## What you need to do:
Copy every line below. Do not alter any of them.

Website and app data records:
■ ■ ■ ■
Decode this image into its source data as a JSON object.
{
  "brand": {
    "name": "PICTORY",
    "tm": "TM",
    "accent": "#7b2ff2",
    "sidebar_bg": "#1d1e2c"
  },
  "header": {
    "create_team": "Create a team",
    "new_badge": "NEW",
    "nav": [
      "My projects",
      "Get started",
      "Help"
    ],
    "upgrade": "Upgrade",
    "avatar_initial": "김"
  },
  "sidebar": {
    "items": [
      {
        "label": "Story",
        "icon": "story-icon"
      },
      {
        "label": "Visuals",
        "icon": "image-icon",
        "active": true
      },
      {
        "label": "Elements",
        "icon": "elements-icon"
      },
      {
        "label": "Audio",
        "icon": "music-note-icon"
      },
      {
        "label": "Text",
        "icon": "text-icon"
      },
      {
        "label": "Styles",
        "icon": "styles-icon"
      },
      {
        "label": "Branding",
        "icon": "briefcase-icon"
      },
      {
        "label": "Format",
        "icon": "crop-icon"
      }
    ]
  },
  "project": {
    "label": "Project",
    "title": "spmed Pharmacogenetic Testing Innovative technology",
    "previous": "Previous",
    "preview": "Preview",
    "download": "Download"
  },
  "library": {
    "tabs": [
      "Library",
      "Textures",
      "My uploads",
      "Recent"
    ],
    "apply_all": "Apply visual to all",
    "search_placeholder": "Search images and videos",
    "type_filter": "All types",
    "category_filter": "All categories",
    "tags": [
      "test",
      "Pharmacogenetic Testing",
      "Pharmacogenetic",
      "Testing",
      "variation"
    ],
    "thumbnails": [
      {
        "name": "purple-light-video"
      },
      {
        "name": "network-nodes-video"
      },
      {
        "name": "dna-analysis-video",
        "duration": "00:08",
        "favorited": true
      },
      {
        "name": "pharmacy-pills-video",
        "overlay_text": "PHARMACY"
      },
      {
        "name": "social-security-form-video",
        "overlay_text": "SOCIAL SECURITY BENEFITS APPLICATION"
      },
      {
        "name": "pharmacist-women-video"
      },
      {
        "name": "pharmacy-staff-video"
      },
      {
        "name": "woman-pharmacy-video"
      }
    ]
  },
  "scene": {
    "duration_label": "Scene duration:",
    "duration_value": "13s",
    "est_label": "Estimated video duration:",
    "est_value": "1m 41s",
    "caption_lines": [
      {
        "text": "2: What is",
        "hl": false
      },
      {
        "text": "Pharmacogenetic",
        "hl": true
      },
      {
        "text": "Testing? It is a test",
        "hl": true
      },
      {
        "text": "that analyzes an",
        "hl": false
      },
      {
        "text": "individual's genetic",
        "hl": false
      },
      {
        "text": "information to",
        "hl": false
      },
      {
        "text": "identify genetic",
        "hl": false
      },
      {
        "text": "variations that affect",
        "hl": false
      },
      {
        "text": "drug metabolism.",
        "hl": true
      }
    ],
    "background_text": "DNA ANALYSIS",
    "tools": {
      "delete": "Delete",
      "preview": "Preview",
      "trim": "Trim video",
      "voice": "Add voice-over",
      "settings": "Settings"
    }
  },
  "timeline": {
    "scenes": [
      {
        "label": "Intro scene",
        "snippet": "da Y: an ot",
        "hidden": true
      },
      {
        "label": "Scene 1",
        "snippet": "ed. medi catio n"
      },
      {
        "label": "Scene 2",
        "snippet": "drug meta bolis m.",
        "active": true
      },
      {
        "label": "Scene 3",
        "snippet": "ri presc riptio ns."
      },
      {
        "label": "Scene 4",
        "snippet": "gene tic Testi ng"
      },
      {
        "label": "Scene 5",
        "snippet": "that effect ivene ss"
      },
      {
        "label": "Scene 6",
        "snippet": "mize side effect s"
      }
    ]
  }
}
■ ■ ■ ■
## Task solution:
Decode this image into its source data as a JSON object.
{
  "brand": {
    "name": "PICTORY",
    "tm": "TM",
    "accent": "#7b2ff2",
    "sidebar_bg": "#1d1e2c"
  },
  "header": {
    "create_team": "Create a team",
    "new_badge": "NEW",
    "nav": [
      "My projects",
      "Get started",
      "Help"
    ],
    "upgrade": "Upgrade",
    "avatar_initial": "김"
  },
  "sidebar": {
    "items": [
      {
        "label": "Story",
        "icon": "story-icon"
      },
      {
        "label": "Visuals",
        "icon": "image-icon",
        "active": true
      },
      {
        "label": "Elements",
        "icon": "elements-icon"
      },
      {
        "label": "Audio",
        "icon": "music-note-icon"
      },
      {
        "label": "Text",
        "icon": "text-icon"
      },
      {
        "label": "Styles",
        "icon": "styles-icon"
      },
      {
        "label": "Branding",
        "icon": "briefcase-icon"
      },
      {
        "label": "Format",
        "icon": "crop-icon"
      }
    ]
  },
  "project": {
    "label": "Project",
    "title": "spmed Pharmacogenetic Testing Innovative technology",
    "previous": "Previous",
    "preview": "Preview",
    "download": "Download"
  },
  "library": {
    "tabs": [
      "Library",
      "Textures",
      "My uploads",
      "Recent"
    ],
    "apply_all": "Apply visual to all",
    "search_placeholder": "Search images and videos",
    "type_filter": "All types",
    "category_filter": "All categories",
    "tags": [
      "test",
      "Pharmacogenetic Testing",
      "Pharmacogenetic",
      "Testing",
      "variation"
    ],
    "thumbnails": [
      {
        "name": "purple-light-video"
      },
      {
        "name": "network-nodes-video"
      },
      {
        "name": "dna-analysis-video",
        "duration": "00:08",
        "favorited": true
      },
      {
        "name": "pharmacy-pills-video",
        "overlay_text": "PHARMACY"
      },
      {
        "name": "social-security-form-video",
        "overlay_text": "SOCIAL SECURITY BENEFITS APPLICATION"
      },
      {
        "name": "pharmacist-women-video"
      },
      {
        "name": "pharmacy-staff-video"
      },
      {
        "name": "woman-pharmacy-video"
      }
    ]
  },
  "scene": {
    "duration_label": "Scene duration:",
    "duration_value": "13s",
    "est_label": "Estimated video duration:",
    "est_value": "1m 41s",
    "caption_lines": [
      {
        "text": "2: What is",
        "hl": false
      },
      {
        "text": "Pharmacogenetic",
        "hl": true
      },
      {
        "text": "Testing? It is a test",
        "hl": true
      },
      {
        "text": "that analyzes an",
        "hl": false
      },
      {
        "text": "individual's genetic",
        "hl": false
      },
      {
        "text": "information to",
        "hl": false
      },
      {
        "text": "identify genetic",
        "hl": false
      },
      {
        "text": "variations that affect",
        "hl": false
      },
      {
        "text": "drug metabolism.",
        "hl": true
      }
    ],
    "background_text": "DNA ANALYSIS",
    "tools": {
      "delete": "Delete",
      "preview": "Preview",
      "trim": "Trim video",
      "voice": "Add voice-over",
      "settings": "Settings"
    }
  },
  "timeline": {
    "scenes": [
      {
        "label": "Intro scene",
        "snippet": "da Y: an ot",
        "hidden": true
      },
      {
        "label": "Scene 1",
        "snippet": "ed. medi catio n"
      },
      {
        "label": "Scene 2",
        "snippet": "drug meta bolis m.",
        "active": true
      },
      {
        "label": "Scene 3",
        "snippet": "ri presc riptio ns."
      },
      {
        "label": "Scene 4",
        "snippet": "gene tic Testi ng"
      },
      {
        "label": "Scene 5",
        "snippet": "that effect ivene ss"
      },
      {
        "label": "Scene 6",
        "snippet": "mize side effect s"
      }
    ]
  }
}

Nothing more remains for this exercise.